_RECORDS FOR PROCESSING_
▽
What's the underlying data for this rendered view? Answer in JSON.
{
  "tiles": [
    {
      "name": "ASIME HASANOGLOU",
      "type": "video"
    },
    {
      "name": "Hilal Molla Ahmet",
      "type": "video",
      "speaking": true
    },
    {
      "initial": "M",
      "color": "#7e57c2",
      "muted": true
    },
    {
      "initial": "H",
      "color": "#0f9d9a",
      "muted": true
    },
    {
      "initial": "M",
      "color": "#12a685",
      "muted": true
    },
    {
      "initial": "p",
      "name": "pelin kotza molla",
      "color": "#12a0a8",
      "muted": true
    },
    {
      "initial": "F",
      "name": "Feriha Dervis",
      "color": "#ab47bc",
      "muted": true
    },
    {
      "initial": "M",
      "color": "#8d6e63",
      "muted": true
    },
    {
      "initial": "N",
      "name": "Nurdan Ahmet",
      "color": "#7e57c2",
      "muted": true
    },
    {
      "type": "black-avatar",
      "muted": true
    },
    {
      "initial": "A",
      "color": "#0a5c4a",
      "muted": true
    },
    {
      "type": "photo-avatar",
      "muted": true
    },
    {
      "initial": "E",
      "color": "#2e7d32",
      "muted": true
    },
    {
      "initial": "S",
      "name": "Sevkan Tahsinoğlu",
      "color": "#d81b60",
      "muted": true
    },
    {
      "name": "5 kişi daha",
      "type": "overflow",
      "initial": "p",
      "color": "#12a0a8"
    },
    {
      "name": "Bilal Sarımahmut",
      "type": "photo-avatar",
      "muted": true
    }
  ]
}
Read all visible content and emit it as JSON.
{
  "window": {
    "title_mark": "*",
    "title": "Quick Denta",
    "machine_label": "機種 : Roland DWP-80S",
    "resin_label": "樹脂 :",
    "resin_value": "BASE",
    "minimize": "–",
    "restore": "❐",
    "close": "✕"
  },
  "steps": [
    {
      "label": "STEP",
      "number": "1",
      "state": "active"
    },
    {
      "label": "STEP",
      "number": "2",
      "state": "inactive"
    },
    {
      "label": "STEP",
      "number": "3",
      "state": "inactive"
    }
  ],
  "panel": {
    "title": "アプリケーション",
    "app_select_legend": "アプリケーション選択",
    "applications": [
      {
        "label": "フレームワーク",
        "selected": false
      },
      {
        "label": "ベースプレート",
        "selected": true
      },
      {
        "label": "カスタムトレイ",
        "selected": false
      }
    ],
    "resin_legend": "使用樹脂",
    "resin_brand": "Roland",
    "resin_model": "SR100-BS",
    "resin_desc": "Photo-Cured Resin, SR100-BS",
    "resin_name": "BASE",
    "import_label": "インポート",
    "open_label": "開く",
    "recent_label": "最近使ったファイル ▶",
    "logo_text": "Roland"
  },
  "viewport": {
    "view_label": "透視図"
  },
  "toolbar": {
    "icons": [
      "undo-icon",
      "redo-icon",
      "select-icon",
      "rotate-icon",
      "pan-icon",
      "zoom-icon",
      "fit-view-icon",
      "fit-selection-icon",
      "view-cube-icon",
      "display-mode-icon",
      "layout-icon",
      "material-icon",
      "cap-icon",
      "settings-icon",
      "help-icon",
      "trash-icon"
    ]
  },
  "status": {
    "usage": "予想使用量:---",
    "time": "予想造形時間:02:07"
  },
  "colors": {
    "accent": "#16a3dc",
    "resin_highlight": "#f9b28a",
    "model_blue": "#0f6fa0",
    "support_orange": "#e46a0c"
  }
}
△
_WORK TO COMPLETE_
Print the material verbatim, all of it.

_SOLUTION_
What's the underlying data for this rendered view? Answer in JSON.
{
  "tiles": [
    {
      "name": "ASIME HASANOGLOU",
      "type": "video"
    },
    {
      "name": "Hilal Molla Ahmet",
      "type": "video",
      "speaking": true
    },
    {
      "initial": "M",
      "color": "#7e57c2",
      "muted": true
    },
    {
      "initial": "H",
      "color": "#0f9d9a",
      "muted": true
    },
    {
      "initial": "M",
      "color": "#12a685",
      "muted": true
    },
    {
      "initial": "p",
      "name": "pelin kotza molla",
      "color": "#12a0a8",
      "muted": true
    },
    {
      "initial": "F",
      "name": "Feriha Dervis",
      "color": "#ab47bc",
      "muted": true
    },
    {
      "initial": "M",
      "color": "#8d6e63",
      "muted": true
    },
    {
      "initial": "N",
      "name": "Nurdan Ahmet",
      "color": "#7e57c2",
      "muted": true
    },
    {
      "type": "black-avatar",
      "muted": true
    },
    {
      "initial": "A",
      "color": "#0a5c4a",
      "muted": true
    },
    {
      "type": "photo-avatar",
      "muted": true
    },
    {
      "initial": "E",
      "color": "#2e7d32",
      "muted": true
    },
    {
      "initial": "S",
      "name": "Sevkan Tahsinoğlu",
      "color": "#d81b60",
      "muted": true
    },
    {
      "name": "5 kişi daha",
      "type": "overflow",
      "initial": "p",
      "color": "#12a0a8"
    },
    {
      "name": "Bilal Sarımahmut",
      "type": "photo-avatar",
      "muted": true
    }
  ]
}
Read all visible content and emit it as JSON.
{
  "window": {
    "title_mark": "*",
    "title": "Quick Denta",
    "machine_label": "機種 : Roland DWP-80S",
    "resin_label": "樹脂 :",
    "resin_value": "BASE",
    "minimize": "–",
    "restore": "❐",
    "close": "✕"
  },
  "steps": [
    {
      "label": "STEP",
      "number": "1",
      "state": "active"
    },
    {
      "label": "STEP",
      "number": "2",
      "state": "inactive"
    },
    {
      "label": "STEP",
      "number": "3",
      "state": "inactive"
    }
  ],
  "panel": {
    "title": "アプリケーション",
    "app_select_legend": "アプリケーション選択",
    "applications": [
      {
        "label": "フレームワーク",
        "selected": false
      },
      {
        "label": "ベースプレート",
        "selected": true
      },
      {
        "label": "カスタムトレイ",
        "selected": false
      }
    ],
    "resin_legend": "使用樹脂",
    "resin_brand": "Roland",
    "resin_model": "SR100-BS",
    "resin_desc": "Photo-Cured Resin, SR100-BS",
    "resin_name": "BASE",
    "import_label": "インポート",
    "open_label": "開く",
    "recent_label": "最近使ったファイル ▶",
    "logo_text": "Roland"
  },
  "viewport": {
    "view_label": "透視図"
  },
  "toolbar": {
    "icons": [
      "undo-icon",
      "redo-icon",
      "select-icon",
      "rotate-icon",
      "pan-icon",
      "zoom-icon",
      "fit-view-icon",
      "fit-selection-icon",
      "view-cube-icon",
      "display-mode-icon",
      "layout-icon",
      "material-icon",
      "cap-icon",
      "settings-icon",
      "help-icon",
      "trash-icon"
    ]
  },
  "status": {
    "usage": "予想使用量:---",
    "time": "予想造形時間:02:07"
  },
  "colors": {
    "accent": "#16a3dc",
    "resin_highlight": "#f9b28a",
    "model_blue": "#0f6fa0",
    "support_orange": "#e46a0c"
  }
}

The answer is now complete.